How convenient are your services?
If you are offering fast and quick services, then listing your price on your site is a good idea. For example, if you are offering medication refills via telemedicine, then it would be wise to offer the pricing on your website. This is a fast-economic exchange. They book an appointment, you give them a refill, and that is it. It takes 5-10 minutes and should not cost more than a standard co-pay.
If your goal is to provide convenient care, then consider listing the price of your service on your site. The patient is looking for convenience, not a headache. If they have to call you inquiring about the price, you have just made their life less convenient. Remember that!
Is this telemedicine? Do they schedule online?
If the patient schedules their appointment online through your site, it would be wise to list the prices. The last thing you want is for a patient to schedule an appointment, and then when the appointment comes around, they cannot afford it because they had no idea it was going to be so expensive.
Most telemedicine practices will allow for online scheduling, so it would be wise to list your pricing if patients have the ability to schedule online.
Is this a treat and street type practice?

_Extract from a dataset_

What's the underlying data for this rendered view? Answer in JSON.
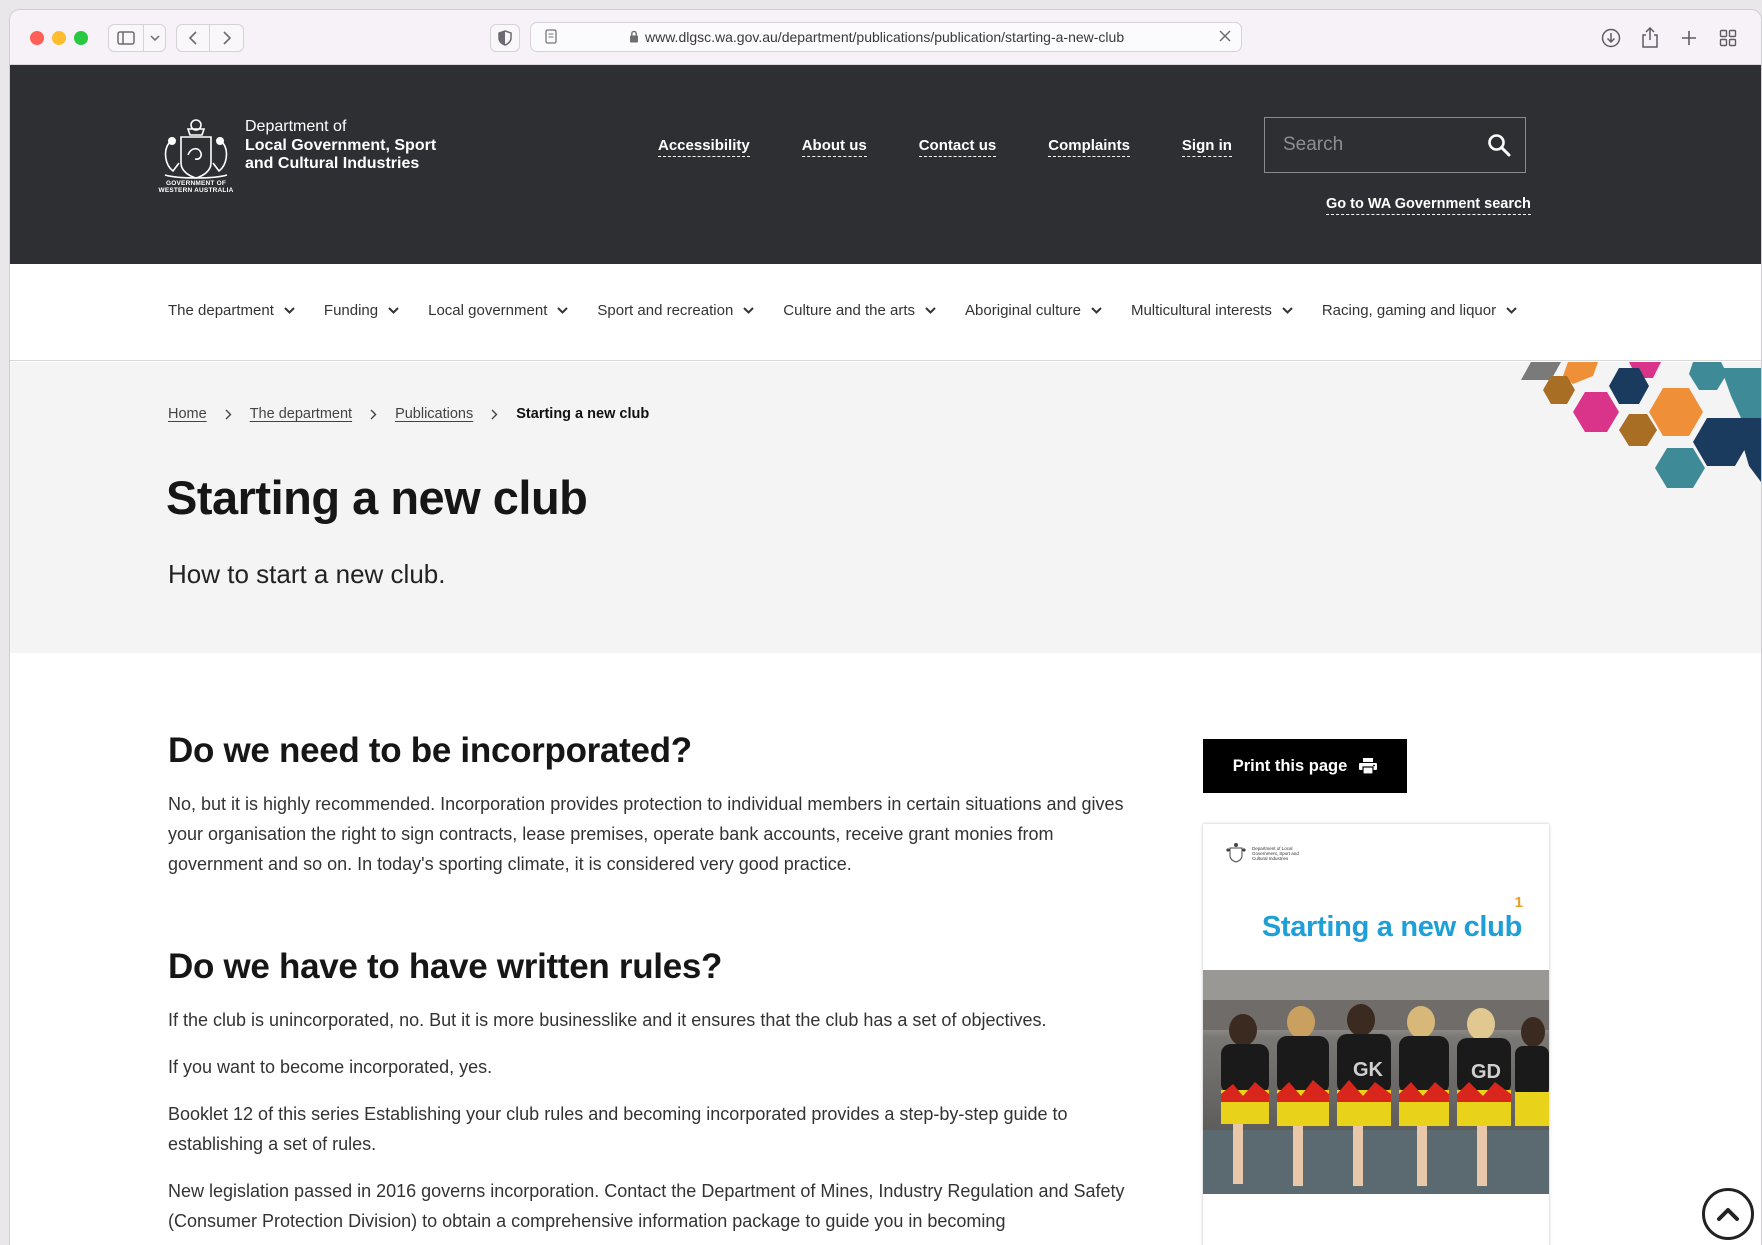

If you typically just see a patient one time and never again or very infrequently, you have a treat and street type practice. Urgent care, medical cannabis evaluations, and sick visits are treat and street type practices. Again, patients are looking for convenience, therefore it would be wise to add your prices to your website.
One of the selling points of my medical cannabis practice are the cheap prices I offer. It also happens to be a treat and street type practice. I see the person one time for the evaluation and then once a year for their renewal. Patients want to know how much this yearly encounter will be, so having the prices on my site is an absolute requirement.
If you are treating people for a quick sick visit via telemedicine, they are going to want to know the price. This is a one-time encounter, so make sure it is listed on your site!
Consider these factors when determining if you should list your prices on your website. It ultimate is a marketing play and something you need to put thought into. It could make the difference with increasing your patient volume!